=== Exercise ===
The response has to reproduce all entries exactly while excluding their pictures.
BEGIN Excerpted data
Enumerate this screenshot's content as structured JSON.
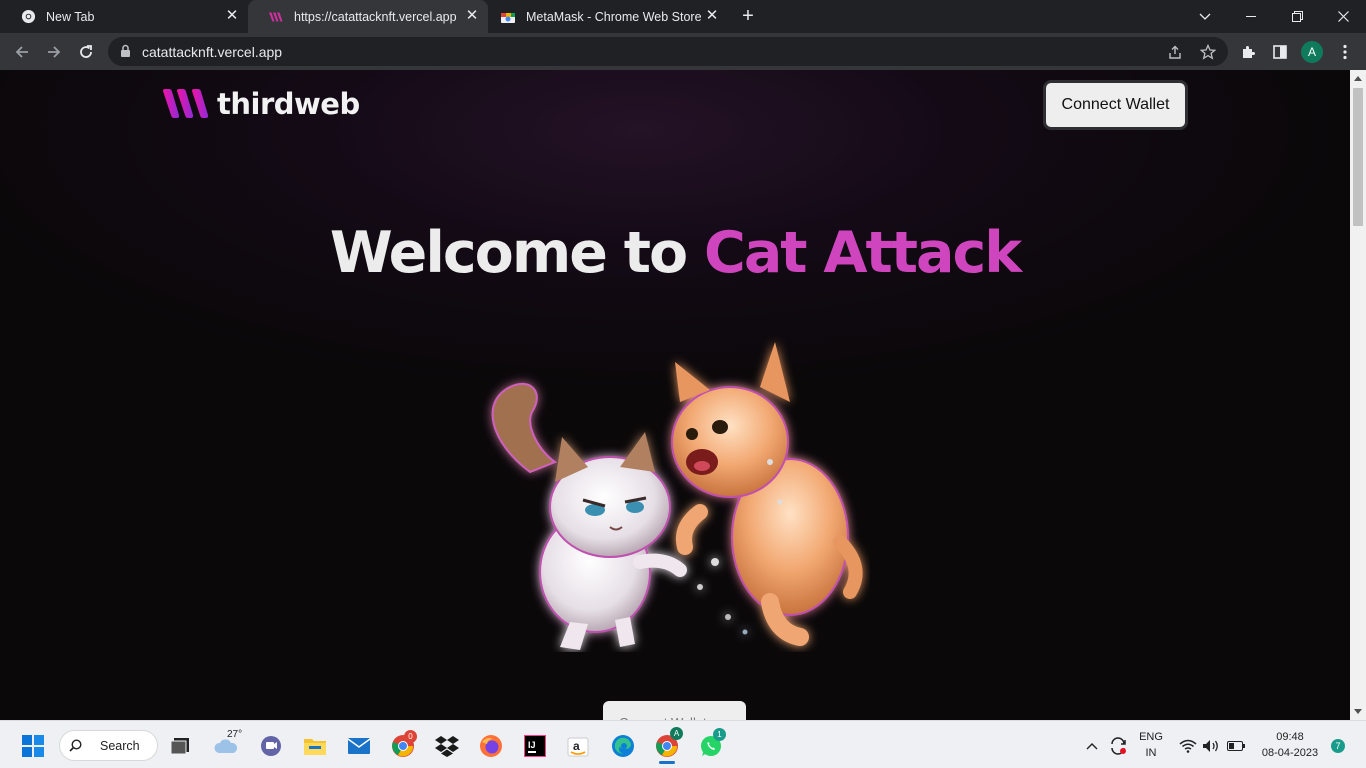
{
  "browser": {
    "tabs": [
      {
        "title": "New Tab",
        "active": false
      },
      {
        "title": "https://catattacknft.vercel.app",
        "active": true
      },
      {
        "title": "MetaMask - Chrome Web Store",
        "active": false
      }
    ],
    "address_bar": {
      "url": "catattacknft.vercel.app"
    },
    "profile_initial": "A"
  },
  "page": {
    "logo_text": "thirdweb",
    "connect_button": "Connect Wallet",
    "hero": {
      "prefix": "Welcome to ",
      "accent": "Cat Attack"
    },
    "bottom_button": "Connect Wallet",
    "colors": {
      "accent": "#cf45bd",
      "background": "#0a0809",
      "logo_gradient_start": "#e11fa0",
      "logo_gradient_end": "#8a2be2"
    }
  },
  "taskbar": {
    "search_label": "Search",
    "weather_temp": "27°",
    "chrome_profile_badge": "A",
    "whatsapp_badge": "1",
    "language": "ENG",
    "region": "IN",
    "time": "09:48",
    "date": "08-04-2023",
    "notification_count": "7"
  }
}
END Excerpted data
=== Solved problem ===
Enumerate this screenshot's content as structured JSON.
{
  "browser": {
    "tabs": [
      {
        "title": "New Tab",
        "active": false
      },
      {
        "title": "https://catattacknft.vercel.app",
        "active": true
      },
      {
        "title": "MetaMask - Chrome Web Store",
        "active": false
      }
    ],
    "address_bar": {
      "url": "catattacknft.vercel.app"
    },
    "profile_initial": "A"
  },
  "page": {
    "logo_text": "thirdweb",
    "connect_button": "Connect Wallet",
    "hero": {
      "prefix": "Welcome to ",
      "accent": "Cat Attack"
    },
    "bottom_button": "Connect Wallet",
    "colors": {
      "accent": "#cf45bd",
      "background": "#0a0809",
      "logo_gradient_start": "#e11fa0",
      "logo_gradient_end": "#8a2be2"
    }
  },
  "taskbar": {
    "search_label": "Search",
    "weather_temp": "27°",
    "chrome_profile_badge": "A",
    "whatsapp_badge": "1",
    "language": "ENG",
    "region": "IN",
    "time": "09:48",
    "date": "08-04-2023",
    "notification_count": "7"
  }
}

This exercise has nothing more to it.